For moderate to high-intensity exercise, muscles depend on carbohydrates and fat as their primary fuel source. The more vigorously your work out, the more important carbohydrates are. If you exercise in a fasted state at a moderate intensity or greater for a long period of time, your muscles can become prematurely fatigued as carbohydrate stores in the form of glycogen are depleted. At this point, the liver steps up to the plate to form glucose from amino acids, a process called gluconeogenesis, but during long exercise sessions, the liver may not be able to produce enough glucose to meet the needs of the hardworking muscles. This can lead to a drop in blood glucose level and premature exercise fatigue. That’s why exercising in a fasted state makes a workout seem harder.
If you work out in the morning at a moderate intensity or greater, eat a snack containing around 0.5 grams of carbs per pound of body weight an hour or so before lacing up your exercise shoes. If you plan on working out for longer than 90 minutes, take along an energy bar or sports drink containing carbohydrates to refuel. It’ll help you train better and reduce the fatigue that comes from glycogen depletion.
Other Reasons for Premature Exercise Fatigue
If you notice a drop off in performance and are feeling more fatigued when you work out, check an iron level. Low iron levels can lead to iron-deficiency anemia that can cause reduced exercise tolerance and fatigue. Iron deficiency is a relatively common problem among young female athletes, especially those that restrict calories. Other medical problems such as diabetes, an underactive thyroid, and some medications can cause early exercise fatigue.
Fatigue and decreased performance can also be a sign that you’re overtraining. When you’re overtraining, a workout that would typically feel easy becomes a challenge. Overtraining not only causes fatigue, but it also reduces immunity to infection, so you’re more likely to catch a cold or flu virus. How do you know if you’re overdoing it? Check your heart rate first thing in the morning before getting out of bed. If your heart rate is elevated by 5 or more beats per minute above its usual range, you may be overtraining. The solution? Rest for a few days, and then return to training at half your usual volume and intensity for a week or so. Also, make sure you’re getting 7 or more hours of sleep a night and practicing good nutrition.

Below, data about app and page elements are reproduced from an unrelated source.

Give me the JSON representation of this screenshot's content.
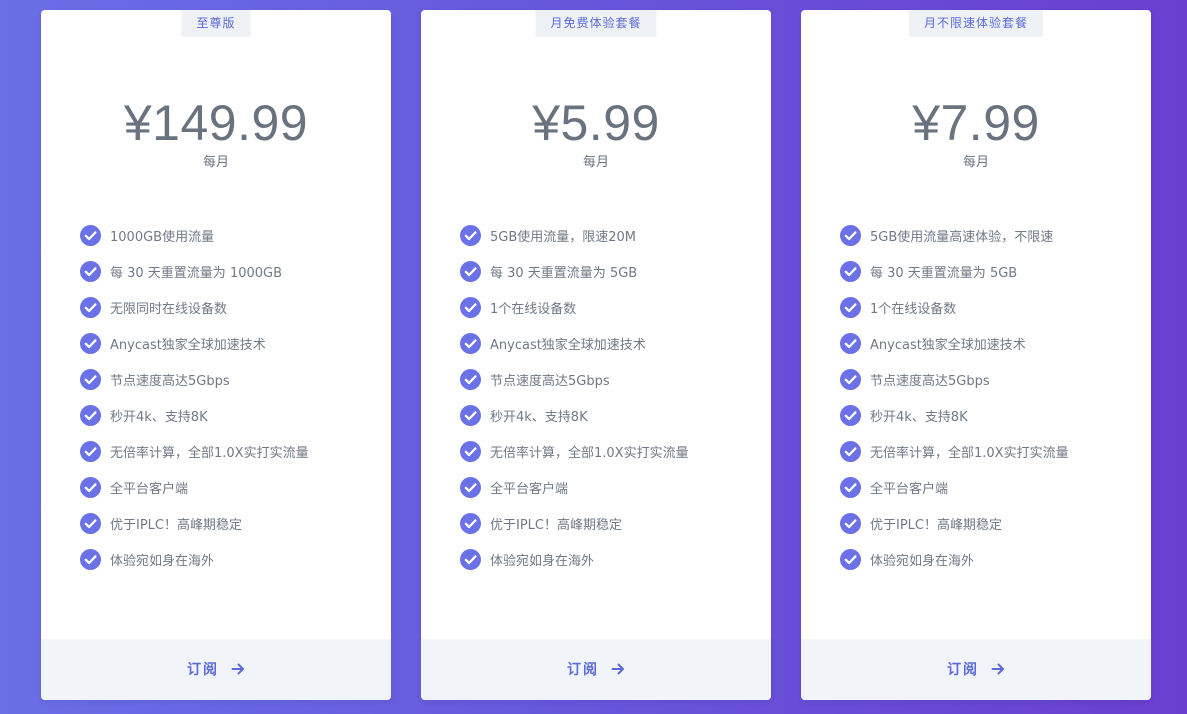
{
  "colors": {
    "accent": "#5b6ad8",
    "check": "#6b71e6",
    "price_text": "#69727f",
    "feature_text": "#707986",
    "badge_bg": "#eef2f7",
    "footer_bg": "#f1f4f8"
  },
  "plans": [
    {
      "badge": "至尊版",
      "price": "¥149.99",
      "period": "每月",
      "features": [
        "1000GB使用流量",
        "每 30 天重置流量为 1000GB",
        "无限同时在线设备数",
        "Anycast独家全球加速技术",
        "节点速度高达5Gbps",
        "秒开4k、支持8K",
        "无倍率计算，全部1.0X实打实流量",
        "全平台客户端",
        "优于IPLC！高峰期稳定",
        "体验宛如身在海外"
      ],
      "subscribe_label": "订阅",
      "check_icon": "check-circle-icon",
      "arrow_icon": "arrow-right-icon"
    },
    {
      "badge": "月免费体验套餐",
      "price": "¥5.99",
      "period": "每月",
      "features": [
        "5GB使用流量，限速20M",
        "每 30 天重置流量为 5GB",
        "1个在线设备数",
        "Anycast独家全球加速技术",
        "节点速度高达5Gbps",
        "秒开4k、支持8K",
        "无倍率计算，全部1.0X实打实流量",
        "全平台客户端",
        "优于IPLC！高峰期稳定",
        "体验宛如身在海外"
      ],
      "subscribe_label": "订阅",
      "check_icon": "check-circle-icon",
      "arrow_icon": "arrow-right-icon"
    },
    {
      "badge": "月不限速体验套餐",
      "price": "¥7.99",
      "period": "每月",
      "features": [
        "5GB使用流量高速体验，不限速",
        "每 30 天重置流量为 5GB",
        "1个在线设备数",
        "Anycast独家全球加速技术",
        "节点速度高达5Gbps",
        "秒开4k、支持8K",
        "无倍率计算，全部1.0X实打实流量",
        "全平台客户端",
        "优于IPLC！高峰期稳定",
        "体验宛如身在海外"
      ],
      "subscribe_label": "订阅",
      "check_icon": "check-circle-icon",
      "arrow_icon": "arrow-right-icon"
    }
  ]
}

Sometimes exercise fatigue isn’t physiological but a sign of boredom with your current exercise routine. If you’re doing everything else right and you’re not overtraining, try doing a different routine, and see if it reinvigorates you. For example, try doing one of my exercise DVD s that you haven’t tried in a long time for a change. If you usually strength train using machines at the gym, do a bodyweight circuit workout instead. When your workout becomes stale, you’ll feel less motivated and your workout will feel harder.
The Bottom Line?

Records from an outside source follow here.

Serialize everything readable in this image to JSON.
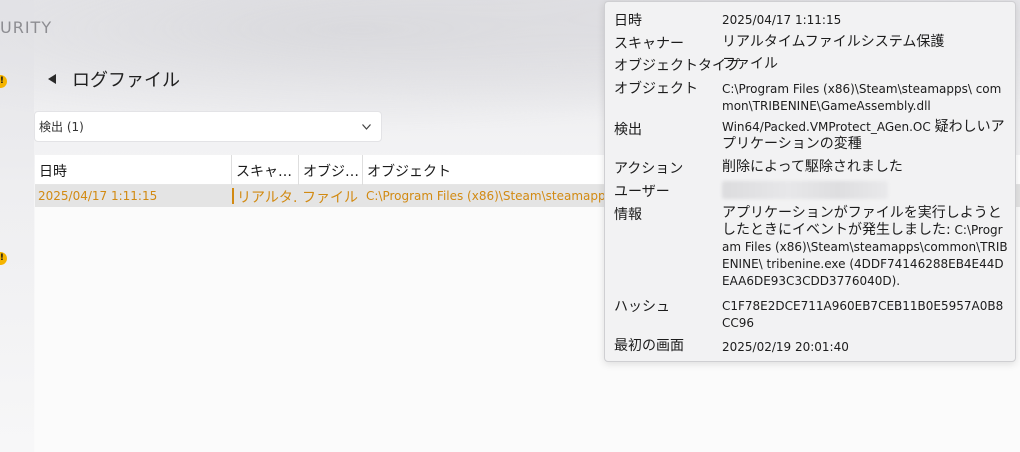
{
  "app": {
    "brand_fragment": "URITY"
  },
  "header": {
    "title": "ログファイル"
  },
  "filter": {
    "value": "検出 (1)"
  },
  "table": {
    "columns": [
      "日時",
      "スキャ…",
      "オブジ…",
      "オブジェクト"
    ],
    "rows": [
      {
        "date": "2025/04/17 1:11:15",
        "scanner": "リアルタ…",
        "object_type": "ファイル",
        "object": "C:\\Program Files (x86)\\Steam\\steamapps"
      }
    ]
  },
  "tooltip": {
    "date_label": "日時",
    "date_value": "2025/04/17 1:11:15",
    "scanner_label": "スキャナー",
    "scanner_value": "リアルタイムファイルシステム保護",
    "object_type_label": "オブジェクトタイプ",
    "object_type_value": "ファイル",
    "object_label": "オブジェクト",
    "object_value": "C:\\Program Files (x86)\\Steam\\steamapps\\ common\\TRIBENINE\\GameAssembly.dll",
    "detection_label": "検出",
    "detection_value_code": "Win64/Packed.VMProtect_AGen.OC",
    "detection_value_text": "疑わしいアプリケーションの変種",
    "action_label": "アクション",
    "action_value": "削除によって駆除されました",
    "user_label": "ユーザー",
    "info_label": "情報",
    "info_value_text": "アプリケーションがファイルを実行しようとしたときにイベントが発生しました:",
    "info_value_path": "C:\\Program Files (x86)\\Steam\\steamapps\\common\\TRIBENINE\\ tribenine.exe (4DDF74146288EB4E44DEAA6DE93C3CDD3776040D).",
    "hash_label": "ハッシュ",
    "hash_value": "C1F78E2DCE711A960EB7CEB11B0E5957A0B8CC96",
    "first_seen_label": "最初の画面",
    "first_seen_value": "2025/02/19 20:01:40"
  },
  "colors": {
    "accent_warning": "#d28a12",
    "badge": "#f5b400",
    "selected_row": "#e4e4e4"
  }
}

Keep these factors in mind if you’re not performing as well as you should and you’re feeling fatigued during a workout. Sometimes something as simple as drinking more water and eating more carbs before you start can make all the difference.

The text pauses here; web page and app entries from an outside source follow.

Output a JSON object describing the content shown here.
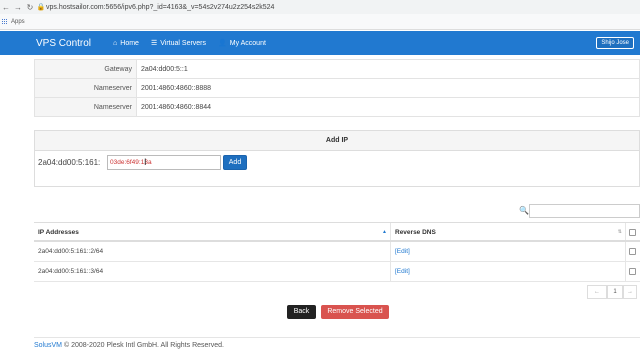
{
  "browser": {
    "url": "vps.hostsailor.com:5656/ipv6.php?_id=4163&_v=54s2v274u2z254s2k524",
    "bookmarks": {
      "apps_label": "Apps"
    }
  },
  "navbar": {
    "brand": "VPS Control",
    "links": [
      {
        "label": "Home",
        "icon": "home-icon"
      },
      {
        "label": "Virtual Servers",
        "icon": "list-icon"
      },
      {
        "label": "My Account",
        "icon": "user-icon"
      }
    ],
    "user": "Shijo Jose"
  },
  "info": [
    {
      "label": "Gateway",
      "value": "2a04:dd00:5::1"
    },
    {
      "label": "Nameserver",
      "value": "2001:4860:4860::8888"
    },
    {
      "label": "Nameserver",
      "value": "2001:4860:4860::8844"
    }
  ],
  "add_ip": {
    "heading": "Add IP",
    "prefix": "2a04:dd00:5:161:",
    "input_value": "03de:6f49:13a",
    "button": "Add"
  },
  "table": {
    "headers": {
      "ip": "IP Addresses",
      "dns": "Reverse DNS"
    },
    "rows": [
      {
        "ip": "2a04:dd00:5:161::2/64",
        "dns": "[Edit]"
      },
      {
        "ip": "2a04:dd00:5:161::3/64",
        "dns": "[Edit]"
      }
    ]
  },
  "pagination": {
    "prev": "←",
    "current": "1",
    "next": "→"
  },
  "actions": {
    "back": "Back",
    "remove": "Remove Selected"
  },
  "footer": {
    "brand": "SolusVM",
    "text": " © 2008-2020 Plesk Intl GmbH. All Rights Reserved."
  }
}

J Am Coll Nutr October 2007 vol. 26 no. suppl 5 542S-548S.
Sports Med. 1984 Nov-Dec;1(6):446-58.
Related Articles By Cathe:
Can Your Mind Help You Conquer Exercise Fatigue?
Afternoon Fatigue: 6 Ways Your Diet Could Be Making You Tired
Do Low-Carb Diets Reduce Exercise Performance?
All You Need to Know about Exercise Fatigue
How Your Brain Tricks You During Exercise and the Importance of Building Mental Toughness
Why Energy Drinks and Exercise Don’t Mix
How Much Can Caffeine Improve Exercise Performance? It Depends on This
6 Habits that Drain Your Energy & Make You Feel Tired & Unproductive